Welcome. I feel privileged to address you at this very important conference.
At the outset, I would like to congratulate the Prime Minister for his leadership in women’s issues and for his presence here today. I would like to express sincere gratitude and appreciation to the National Committee on Gender Equality for co-organizing this important forum. I would also like to thank the Global Programme for Electoral Cycle Support and especially the UNDP Asia-Pacific Regional Center in Bangkok for their very strong support in organizing this conference.
Ladies and Gentlemen,
Globally, less than 16 percent of all ministers around the world are women. Only around 5 percent of all heads of state and of government are female. Although the global community agreed to achieve a Millennium Development Goals target of 30% percent women in decision making positions by the year 2015, no region in the world is on track to achieve that goal. Women still remain sidelined from the key governing bodies that determine political, economic and social priorities.
Some skeptics will ask:
“Does it really matter that women are poorly represented in politics?”
Yes it does. How can we talk about democracy and good governance, if half of the world’s population do not have a chance to voice their opinions? How can we talk about equality, if they do not have the opportunity to participate and influence political and economic decisions that shape their own lives? How can we talk about gender responsive policy making if there are no women among the policy makers?
It matters very much that women are better represented in politics. It matters to women. It should matter to anyone who values democracy and equal opportunities for all of humankind.
It also matters to all of us here today: women leaders, academics, activists, politicians and development partners who have gotten together from 18 different countries in this Conference to network and exchange thoughts and ideas on how to make a difference in women’s political participation.
The Conference offers us an opportunity to learn and debate:
• How men and women can support women candidates.
• Once elected, what parliaments can do to empower women members of parliament.
• How women have built political careers outside the traditional and formal systems of support.
• The very important role of political parties in promoting the empowerment of women.
This regional gathering also provides you the opportunity to share knowledge and draw on regional experiences to develop action plans and concrete steps for your own countries on how to increase women’s representation in elected bodies.
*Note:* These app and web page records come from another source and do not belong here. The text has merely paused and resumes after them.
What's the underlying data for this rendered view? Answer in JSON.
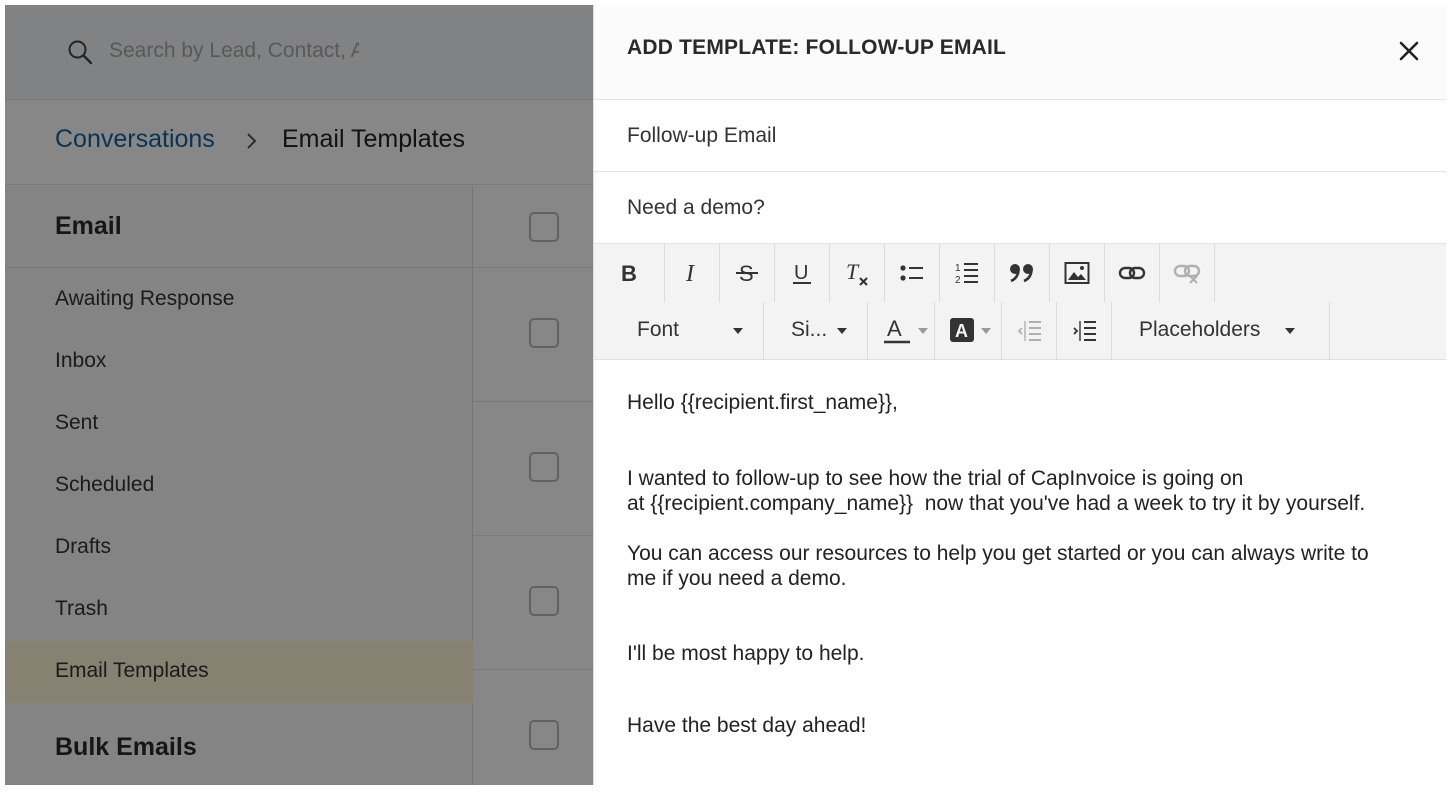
{
  "background_app": {
    "search": {
      "placeholder": "Search by Lead, Contact, Account"
    },
    "breadcrumb": {
      "parent": "Conversations",
      "current": "Email Templates"
    },
    "sidebar": {
      "section_title": "Email",
      "items": [
        {
          "label": "Awaiting Response"
        },
        {
          "label": "Inbox"
        },
        {
          "label": "Sent"
        },
        {
          "label": "Scheduled"
        },
        {
          "label": "Drafts"
        },
        {
          "label": "Trash"
        },
        {
          "label": "Email Templates",
          "active": true
        }
      ],
      "footer_section": "Bulk Emails"
    },
    "list_rows": 5
  },
  "modal": {
    "title": "ADD TEMPLATE: FOLLOW-UP EMAIL",
    "template_name": "Follow-up Email",
    "subject": "Need a demo?",
    "toolbar": {
      "formatting_icons": [
        "bold-icon",
        "italic-icon",
        "strikethrough-icon",
        "underline-icon",
        "clear-format-icon",
        "bullet-list-icon",
        "numbered-list-icon",
        "blockquote-icon",
        "image-icon",
        "link-icon",
        "unlink-icon"
      ],
      "font_label": "Font",
      "size_label": "Si...",
      "placeholders_label": "Placeholders"
    },
    "body": {
      "greeting": "Hello {{recipient.first_name}},",
      "para1_line1": "I wanted to follow-up to see how the trial of CapInvoice is going on",
      "para1_line2": "at {{recipient.company_name}}  now that you've had a week to try it by yourself.",
      "para2_line1": "You can access our resources to help you get started or you can always write to",
      "para2_line2": "me if you need a demo.",
      "para3": "I'll be most happy to help.",
      "closing": "Have the best day ahead!"
    }
  },
  "colors": {
    "link": "#16629c",
    "overlay": "rgba(0,0,0,0.47)",
    "active_nav": "#fff3d7"
  }
}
For Mongolia, this conference on women’s political participation is very timely. Parliamentary elections are scheduled for June this year. Currently, with only 3 seats among 76 in its Khural occupied by women, Mongolia is way behind the global average of 20% women represented in parliament.
Strong steps have been taken to improve the situation. The recently approved election law includes a 20% quota for women candidates by political parties. This is very positive.
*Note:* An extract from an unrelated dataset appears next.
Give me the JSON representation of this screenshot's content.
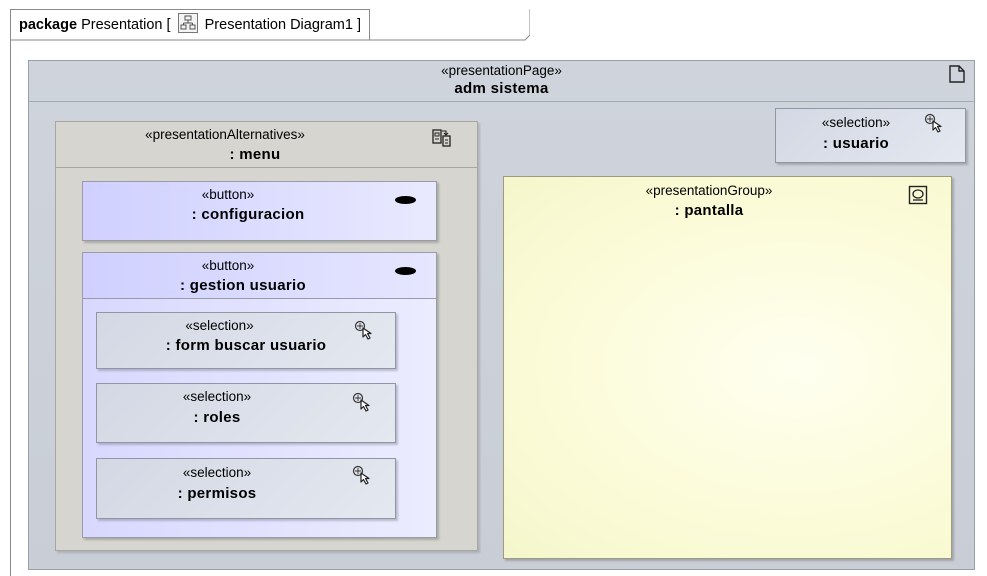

But, the real test is the actual election results. Political parties need to embrace women candidates and need to actively promote them. Women candidates need the means to access and pass their messages to their electorate. Ideally, finances should not be an obstacle. Nor should cultural norms. We sincerely hope that this conference will bring the much needed public awareness and political support that Mongolian women need to enter the Parliament this year and any other public office in the future.
Ladies and Gentlemen,
Without access to established networks of influence, limited resources, few role models and mentors, and in many cases limited family and community support, it is understandable that women’s participation in the political arena has remained woefully behind that of men. As the United Nations, we are keen to help reverse that.
While our conference is an important step towards charting a path for political equality in Asia, the real work begins in your home countries by encouraging women to step forward and take their rightful place in decision-making. We hope that this meeting will provide you the information and the networks that you will need in that next step. In moving forward, UNDP remains committed to working with all of you to empower women and increase their political participation.
In ending, on behalf of the United Nations Development Programme, I warmly welcome you to Mongolia and wish you all a pleasant stay and fruitful discussions over the next two days.